McAfee has bought Finnish network security outfit Stonesoft for $389 million in cash. It’s the biggest purchase the U.S. giant has made since it was itself bought by Intel for $7.68 billion back in 2010.
Although it’s always been very important, network security seems to be attracting an increasing amount of attention these days, largely due to high-profile hacks. The Stonesoft acquisition, should it go through the usual regulatory hoops, will give Intel a boost in the areas of firewalls, evasion prevention systems and secure VPN services.
Here’s how McAfee president Michael DeCesare put it in a statement on Monday morning:
“With the pending addition of Stonesoft’s products and services, McAfee is making a significant investment in next-generation firewall technology. These solutions anticipate emerging customer needs in a continually evolving threat landscape.”

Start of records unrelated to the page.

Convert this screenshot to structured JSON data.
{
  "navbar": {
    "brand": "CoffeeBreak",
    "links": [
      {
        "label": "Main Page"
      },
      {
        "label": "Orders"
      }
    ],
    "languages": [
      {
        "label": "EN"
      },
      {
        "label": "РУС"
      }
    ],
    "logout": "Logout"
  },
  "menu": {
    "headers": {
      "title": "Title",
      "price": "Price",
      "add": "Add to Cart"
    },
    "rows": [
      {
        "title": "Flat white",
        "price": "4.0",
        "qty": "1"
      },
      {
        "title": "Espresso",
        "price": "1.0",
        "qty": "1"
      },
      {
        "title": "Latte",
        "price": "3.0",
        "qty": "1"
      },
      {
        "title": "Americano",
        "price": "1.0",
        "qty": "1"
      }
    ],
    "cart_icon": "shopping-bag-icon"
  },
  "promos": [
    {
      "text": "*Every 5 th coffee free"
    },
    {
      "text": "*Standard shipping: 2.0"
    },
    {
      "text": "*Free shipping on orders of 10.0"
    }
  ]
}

McAfee will blend Stonesoft’s services with its own existing portfolio, in particular its IPS Network Security Platform and its Firewall Enterprise product, and it looks like Stonesoft’s “next-generation” firewall will continue to be a product in its own right. In the statement, Stonesoft CEO Ilkka Hiidenheimo noted that “the combination of the two companies allows Stonesoft to benefit from McAfee’s global presence and sales organization of over 2,200 employees, best-in-class threat research and technology synergies.”
Intel said in January that it intended to “deliver more integrated solutions and comprehensive protection across mobile devices, endpoints, servers, and network through an extensible framework,” and would embark on a series of acquisitions, development initiatives and new partnerships to do so. The Stonesoft buy appears to be a pretty loud shot in that salvo.
Stonesoft’s secret sauce is its Security Engine, which can adapt to act as firewall, unified threat management system, server load balancer or VPN concentrator as needed. The company’s military-grade firewalls can be deployed as software or in the form of hardware or virtualized appliances. It’s not yet clear what will happen to the parts of Stonesoft’s portfolio not mentioned in the statement, such as its intrusion prevention system, which is also powered by the Security Engine.